Records for the exercise »
"""
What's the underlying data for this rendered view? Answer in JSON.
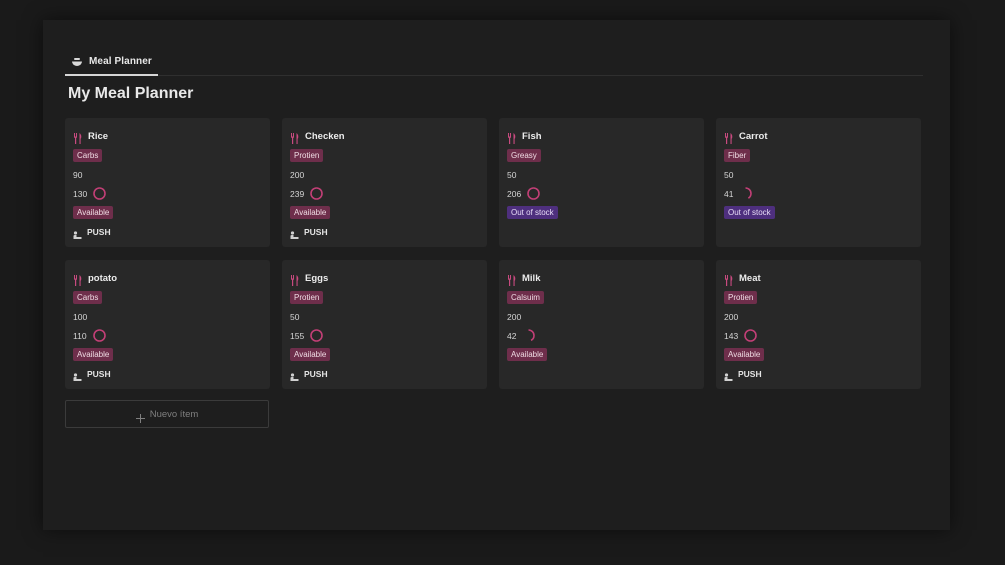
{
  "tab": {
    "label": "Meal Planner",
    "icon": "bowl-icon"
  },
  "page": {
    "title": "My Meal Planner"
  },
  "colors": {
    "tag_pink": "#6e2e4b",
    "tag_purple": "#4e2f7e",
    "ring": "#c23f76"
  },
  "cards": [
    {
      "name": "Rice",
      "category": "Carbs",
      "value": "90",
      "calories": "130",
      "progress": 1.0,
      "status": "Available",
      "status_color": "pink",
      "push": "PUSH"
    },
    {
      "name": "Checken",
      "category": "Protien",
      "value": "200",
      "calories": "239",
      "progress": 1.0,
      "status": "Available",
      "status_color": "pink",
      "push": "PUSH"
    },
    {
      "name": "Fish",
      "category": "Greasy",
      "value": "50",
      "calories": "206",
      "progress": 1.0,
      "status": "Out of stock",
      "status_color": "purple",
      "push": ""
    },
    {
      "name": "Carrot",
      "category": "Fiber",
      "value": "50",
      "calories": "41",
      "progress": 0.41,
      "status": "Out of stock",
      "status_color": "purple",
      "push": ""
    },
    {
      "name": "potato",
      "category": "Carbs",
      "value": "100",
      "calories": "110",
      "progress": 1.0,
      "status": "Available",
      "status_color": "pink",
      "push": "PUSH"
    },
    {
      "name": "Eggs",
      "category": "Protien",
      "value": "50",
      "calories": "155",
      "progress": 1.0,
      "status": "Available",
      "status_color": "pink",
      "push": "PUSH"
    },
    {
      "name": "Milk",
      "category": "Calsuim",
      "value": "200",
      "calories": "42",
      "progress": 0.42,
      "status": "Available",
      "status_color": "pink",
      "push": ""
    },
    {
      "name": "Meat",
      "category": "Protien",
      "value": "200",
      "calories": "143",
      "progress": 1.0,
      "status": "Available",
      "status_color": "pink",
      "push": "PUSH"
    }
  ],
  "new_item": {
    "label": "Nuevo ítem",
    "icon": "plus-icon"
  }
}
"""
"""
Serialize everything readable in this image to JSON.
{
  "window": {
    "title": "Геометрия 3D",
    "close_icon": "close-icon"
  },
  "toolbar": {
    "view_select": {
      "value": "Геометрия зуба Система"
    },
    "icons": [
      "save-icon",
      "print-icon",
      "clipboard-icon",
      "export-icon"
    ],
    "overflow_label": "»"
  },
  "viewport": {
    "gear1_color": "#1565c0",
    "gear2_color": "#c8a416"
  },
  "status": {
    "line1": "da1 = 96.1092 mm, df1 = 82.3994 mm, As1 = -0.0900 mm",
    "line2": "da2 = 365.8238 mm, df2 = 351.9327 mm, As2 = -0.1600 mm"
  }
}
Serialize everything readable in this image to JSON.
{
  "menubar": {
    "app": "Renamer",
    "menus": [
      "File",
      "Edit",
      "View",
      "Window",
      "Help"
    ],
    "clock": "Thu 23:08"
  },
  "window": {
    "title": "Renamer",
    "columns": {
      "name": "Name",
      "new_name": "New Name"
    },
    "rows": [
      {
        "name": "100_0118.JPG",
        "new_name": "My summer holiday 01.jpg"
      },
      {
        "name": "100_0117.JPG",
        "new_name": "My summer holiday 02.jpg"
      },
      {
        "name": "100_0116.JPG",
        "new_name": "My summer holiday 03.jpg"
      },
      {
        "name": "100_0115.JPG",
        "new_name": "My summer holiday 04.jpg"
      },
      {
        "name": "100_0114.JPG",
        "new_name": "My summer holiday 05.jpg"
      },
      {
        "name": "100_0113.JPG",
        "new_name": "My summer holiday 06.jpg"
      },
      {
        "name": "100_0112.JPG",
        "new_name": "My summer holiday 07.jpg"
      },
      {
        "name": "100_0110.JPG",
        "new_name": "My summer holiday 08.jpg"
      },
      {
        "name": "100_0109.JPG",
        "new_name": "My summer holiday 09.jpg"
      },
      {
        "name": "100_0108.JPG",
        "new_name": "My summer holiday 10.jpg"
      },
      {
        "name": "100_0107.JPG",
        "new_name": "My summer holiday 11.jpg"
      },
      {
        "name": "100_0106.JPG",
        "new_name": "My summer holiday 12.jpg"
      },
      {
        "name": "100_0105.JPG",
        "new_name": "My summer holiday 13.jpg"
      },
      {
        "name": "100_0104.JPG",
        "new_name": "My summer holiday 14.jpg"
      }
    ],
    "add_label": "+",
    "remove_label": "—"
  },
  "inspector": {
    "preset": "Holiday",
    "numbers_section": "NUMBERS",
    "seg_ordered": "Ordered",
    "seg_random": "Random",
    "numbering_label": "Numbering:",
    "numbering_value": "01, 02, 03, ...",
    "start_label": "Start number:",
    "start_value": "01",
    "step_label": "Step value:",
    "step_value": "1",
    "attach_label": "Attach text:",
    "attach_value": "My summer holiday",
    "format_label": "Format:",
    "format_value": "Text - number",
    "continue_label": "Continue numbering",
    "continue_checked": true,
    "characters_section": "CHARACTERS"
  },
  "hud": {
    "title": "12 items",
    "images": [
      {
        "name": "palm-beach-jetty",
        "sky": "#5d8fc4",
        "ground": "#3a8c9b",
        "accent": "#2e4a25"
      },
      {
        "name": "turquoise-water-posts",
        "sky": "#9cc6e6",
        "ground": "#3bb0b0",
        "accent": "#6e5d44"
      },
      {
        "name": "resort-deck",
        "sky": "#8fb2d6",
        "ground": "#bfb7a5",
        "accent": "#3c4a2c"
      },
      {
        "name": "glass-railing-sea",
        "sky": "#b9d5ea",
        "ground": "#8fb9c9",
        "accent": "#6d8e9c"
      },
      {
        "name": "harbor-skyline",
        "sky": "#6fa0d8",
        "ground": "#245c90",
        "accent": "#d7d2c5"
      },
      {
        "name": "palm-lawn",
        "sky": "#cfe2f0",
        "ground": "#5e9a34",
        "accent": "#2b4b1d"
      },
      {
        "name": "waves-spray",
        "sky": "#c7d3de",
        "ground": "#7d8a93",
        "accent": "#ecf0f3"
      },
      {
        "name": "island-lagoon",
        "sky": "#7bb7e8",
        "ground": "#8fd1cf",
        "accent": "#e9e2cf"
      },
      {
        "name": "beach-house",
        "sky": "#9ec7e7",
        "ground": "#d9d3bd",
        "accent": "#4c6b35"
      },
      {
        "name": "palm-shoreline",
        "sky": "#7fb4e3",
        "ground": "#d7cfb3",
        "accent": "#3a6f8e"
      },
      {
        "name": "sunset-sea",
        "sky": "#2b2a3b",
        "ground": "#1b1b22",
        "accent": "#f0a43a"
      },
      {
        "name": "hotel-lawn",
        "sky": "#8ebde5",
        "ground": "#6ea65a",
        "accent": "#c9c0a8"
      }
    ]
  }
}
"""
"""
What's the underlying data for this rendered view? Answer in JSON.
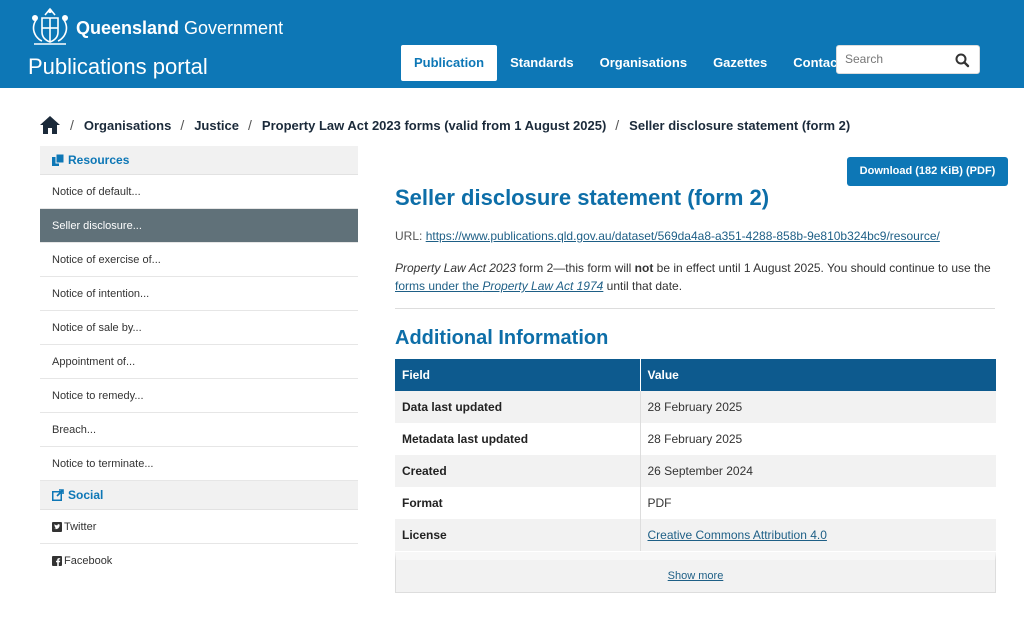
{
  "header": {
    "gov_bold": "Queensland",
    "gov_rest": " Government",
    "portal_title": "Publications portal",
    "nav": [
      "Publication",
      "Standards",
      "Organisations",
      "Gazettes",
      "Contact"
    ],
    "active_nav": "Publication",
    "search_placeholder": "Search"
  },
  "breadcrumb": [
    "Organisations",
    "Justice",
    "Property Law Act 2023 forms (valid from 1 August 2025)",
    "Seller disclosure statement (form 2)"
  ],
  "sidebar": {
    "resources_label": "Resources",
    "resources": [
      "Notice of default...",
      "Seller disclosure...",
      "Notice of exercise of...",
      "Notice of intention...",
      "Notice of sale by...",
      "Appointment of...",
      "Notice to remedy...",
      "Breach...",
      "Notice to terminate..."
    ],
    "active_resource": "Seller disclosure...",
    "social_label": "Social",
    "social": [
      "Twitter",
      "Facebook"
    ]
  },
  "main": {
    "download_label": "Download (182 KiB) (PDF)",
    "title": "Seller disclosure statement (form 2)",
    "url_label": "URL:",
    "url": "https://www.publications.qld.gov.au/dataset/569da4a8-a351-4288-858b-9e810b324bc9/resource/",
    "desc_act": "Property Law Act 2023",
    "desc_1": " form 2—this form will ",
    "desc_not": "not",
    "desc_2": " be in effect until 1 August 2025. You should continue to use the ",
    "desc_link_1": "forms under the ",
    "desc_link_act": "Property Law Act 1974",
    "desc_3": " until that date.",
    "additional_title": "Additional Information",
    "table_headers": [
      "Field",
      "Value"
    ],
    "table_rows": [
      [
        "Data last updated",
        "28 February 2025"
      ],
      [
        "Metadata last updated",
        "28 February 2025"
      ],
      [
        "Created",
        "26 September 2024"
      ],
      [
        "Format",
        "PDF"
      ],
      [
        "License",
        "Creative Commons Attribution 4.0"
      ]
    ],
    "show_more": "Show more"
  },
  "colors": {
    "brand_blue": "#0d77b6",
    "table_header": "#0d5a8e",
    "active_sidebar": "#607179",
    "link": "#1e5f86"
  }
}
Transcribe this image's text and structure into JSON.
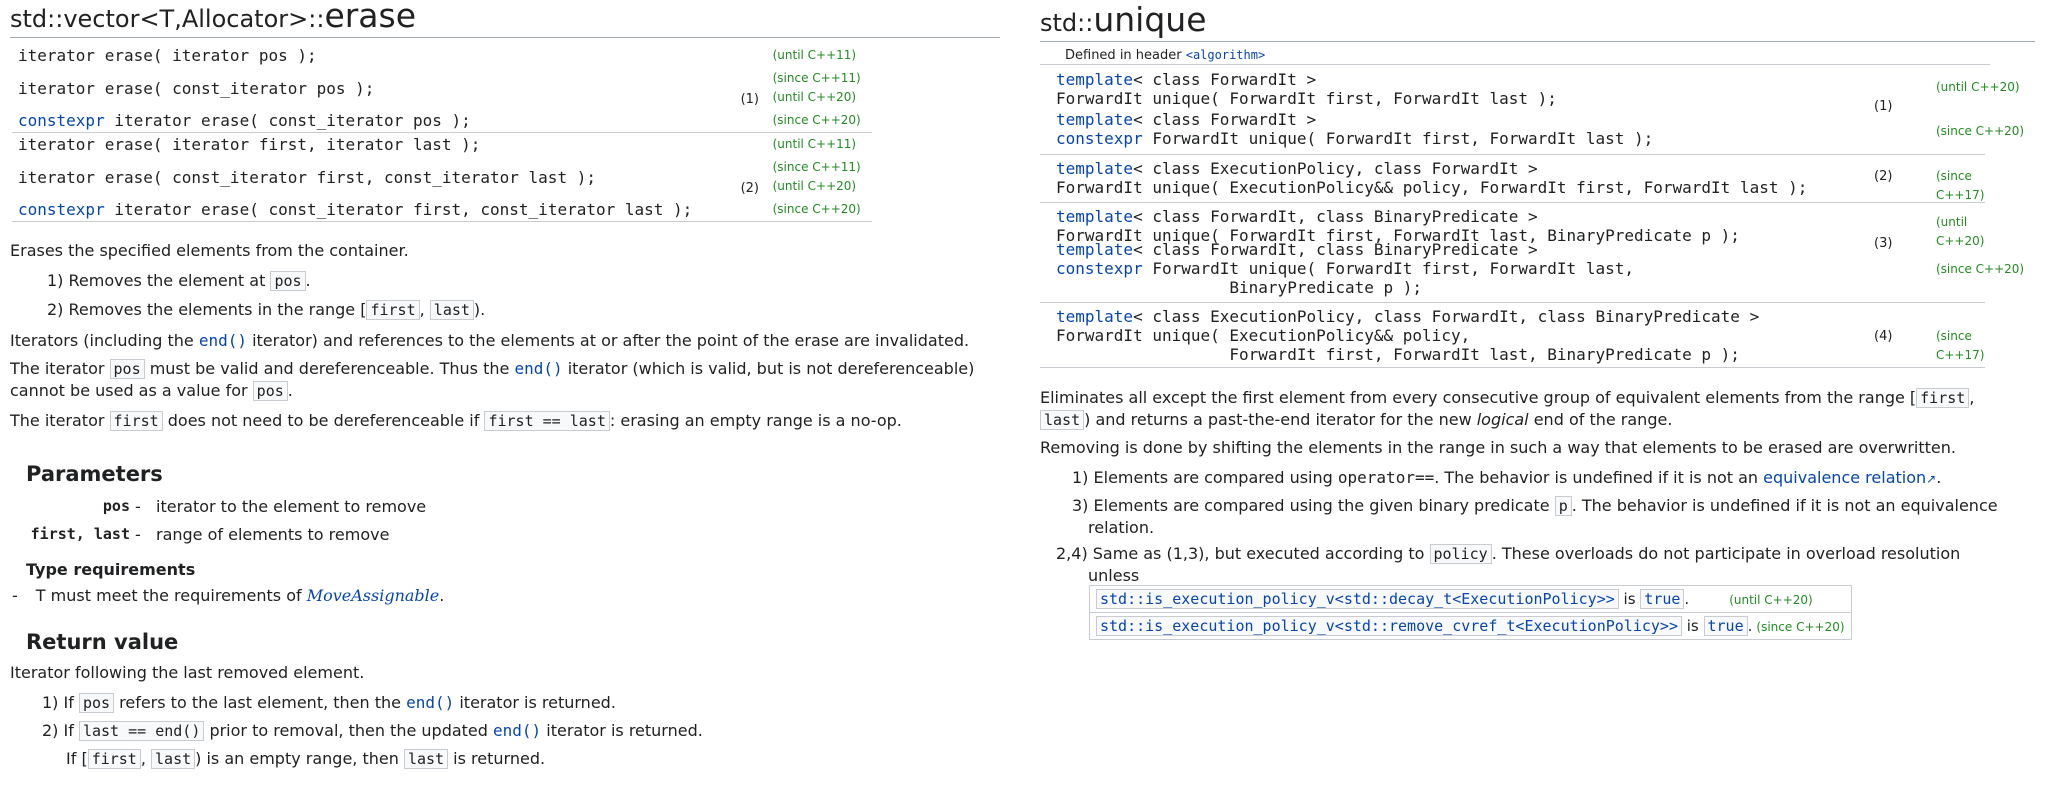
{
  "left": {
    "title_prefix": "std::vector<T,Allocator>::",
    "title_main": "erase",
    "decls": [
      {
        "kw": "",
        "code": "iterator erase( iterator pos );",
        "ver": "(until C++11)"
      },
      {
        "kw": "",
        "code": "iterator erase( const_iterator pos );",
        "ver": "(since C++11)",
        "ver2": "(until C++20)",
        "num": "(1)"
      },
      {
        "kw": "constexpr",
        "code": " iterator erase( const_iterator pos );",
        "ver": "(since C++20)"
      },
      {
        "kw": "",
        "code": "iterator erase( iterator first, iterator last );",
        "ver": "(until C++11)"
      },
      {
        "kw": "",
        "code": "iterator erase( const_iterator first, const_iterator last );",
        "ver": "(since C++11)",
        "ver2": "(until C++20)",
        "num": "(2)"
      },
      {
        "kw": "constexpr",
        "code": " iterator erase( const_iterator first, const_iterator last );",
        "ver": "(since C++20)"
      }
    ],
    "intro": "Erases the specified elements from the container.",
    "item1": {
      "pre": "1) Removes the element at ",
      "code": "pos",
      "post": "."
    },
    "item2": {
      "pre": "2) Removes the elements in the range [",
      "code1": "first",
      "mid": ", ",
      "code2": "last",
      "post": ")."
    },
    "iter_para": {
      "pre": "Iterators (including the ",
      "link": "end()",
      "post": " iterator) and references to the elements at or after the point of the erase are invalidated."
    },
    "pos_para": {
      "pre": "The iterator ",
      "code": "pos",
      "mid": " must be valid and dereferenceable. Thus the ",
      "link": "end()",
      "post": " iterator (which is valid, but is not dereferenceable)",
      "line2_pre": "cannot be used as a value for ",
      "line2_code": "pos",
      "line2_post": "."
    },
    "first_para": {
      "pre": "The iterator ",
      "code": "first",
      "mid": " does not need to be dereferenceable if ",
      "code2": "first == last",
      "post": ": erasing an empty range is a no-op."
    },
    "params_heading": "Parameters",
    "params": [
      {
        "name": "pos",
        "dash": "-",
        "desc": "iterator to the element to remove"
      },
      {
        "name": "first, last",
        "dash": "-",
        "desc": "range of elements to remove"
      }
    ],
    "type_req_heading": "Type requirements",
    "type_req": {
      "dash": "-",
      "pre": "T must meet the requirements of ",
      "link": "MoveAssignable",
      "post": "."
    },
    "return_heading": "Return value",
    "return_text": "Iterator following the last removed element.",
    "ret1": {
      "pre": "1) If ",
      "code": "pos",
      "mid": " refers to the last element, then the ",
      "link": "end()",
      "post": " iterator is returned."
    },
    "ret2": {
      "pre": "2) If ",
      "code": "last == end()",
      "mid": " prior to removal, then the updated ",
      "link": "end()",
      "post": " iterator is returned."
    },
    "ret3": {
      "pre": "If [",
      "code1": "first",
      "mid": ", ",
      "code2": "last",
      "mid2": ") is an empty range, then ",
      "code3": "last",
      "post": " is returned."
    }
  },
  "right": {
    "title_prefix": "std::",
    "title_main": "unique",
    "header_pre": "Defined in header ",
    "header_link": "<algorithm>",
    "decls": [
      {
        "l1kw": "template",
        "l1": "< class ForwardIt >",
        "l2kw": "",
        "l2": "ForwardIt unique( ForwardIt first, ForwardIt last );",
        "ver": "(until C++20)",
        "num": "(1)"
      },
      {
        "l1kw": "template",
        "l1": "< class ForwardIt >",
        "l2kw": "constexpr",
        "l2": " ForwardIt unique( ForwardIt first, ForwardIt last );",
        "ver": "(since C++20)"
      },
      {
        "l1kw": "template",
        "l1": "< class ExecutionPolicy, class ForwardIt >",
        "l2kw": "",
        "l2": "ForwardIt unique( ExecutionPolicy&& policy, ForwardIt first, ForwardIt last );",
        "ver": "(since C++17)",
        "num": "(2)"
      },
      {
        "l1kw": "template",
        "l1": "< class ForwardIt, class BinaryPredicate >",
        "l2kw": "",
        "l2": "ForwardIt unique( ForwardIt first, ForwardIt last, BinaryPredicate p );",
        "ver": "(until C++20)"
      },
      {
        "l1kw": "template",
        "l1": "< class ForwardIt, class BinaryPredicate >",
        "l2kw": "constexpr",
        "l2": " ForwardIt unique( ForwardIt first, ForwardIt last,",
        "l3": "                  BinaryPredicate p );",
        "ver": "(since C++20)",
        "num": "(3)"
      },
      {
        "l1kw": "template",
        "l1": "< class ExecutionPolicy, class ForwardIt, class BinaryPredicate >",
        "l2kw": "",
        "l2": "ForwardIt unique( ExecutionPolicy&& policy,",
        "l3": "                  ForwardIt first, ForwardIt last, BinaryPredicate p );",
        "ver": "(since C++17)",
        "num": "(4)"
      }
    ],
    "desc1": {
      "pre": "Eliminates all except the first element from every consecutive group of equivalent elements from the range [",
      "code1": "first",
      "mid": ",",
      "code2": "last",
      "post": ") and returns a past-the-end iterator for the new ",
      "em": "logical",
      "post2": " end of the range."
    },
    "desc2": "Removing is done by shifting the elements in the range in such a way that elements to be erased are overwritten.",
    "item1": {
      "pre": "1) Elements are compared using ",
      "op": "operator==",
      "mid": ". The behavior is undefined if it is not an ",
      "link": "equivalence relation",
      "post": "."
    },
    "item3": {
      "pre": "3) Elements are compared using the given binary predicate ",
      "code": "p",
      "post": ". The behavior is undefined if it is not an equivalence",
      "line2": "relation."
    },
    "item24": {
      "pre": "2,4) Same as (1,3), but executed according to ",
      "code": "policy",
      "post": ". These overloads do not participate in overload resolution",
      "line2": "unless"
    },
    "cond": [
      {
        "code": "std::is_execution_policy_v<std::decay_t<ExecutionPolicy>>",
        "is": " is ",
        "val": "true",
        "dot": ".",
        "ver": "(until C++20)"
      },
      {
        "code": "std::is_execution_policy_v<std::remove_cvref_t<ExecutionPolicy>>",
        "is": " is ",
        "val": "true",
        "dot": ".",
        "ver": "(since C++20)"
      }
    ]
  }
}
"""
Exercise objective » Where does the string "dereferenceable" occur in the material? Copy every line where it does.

Completed exercise »
      "mid": " must be valid and dereferenceable. Thus the ",
      "post": " iterator (which is valid, but is not dereferenceable)",
      "mid": " does not need to be dereferenceable if ",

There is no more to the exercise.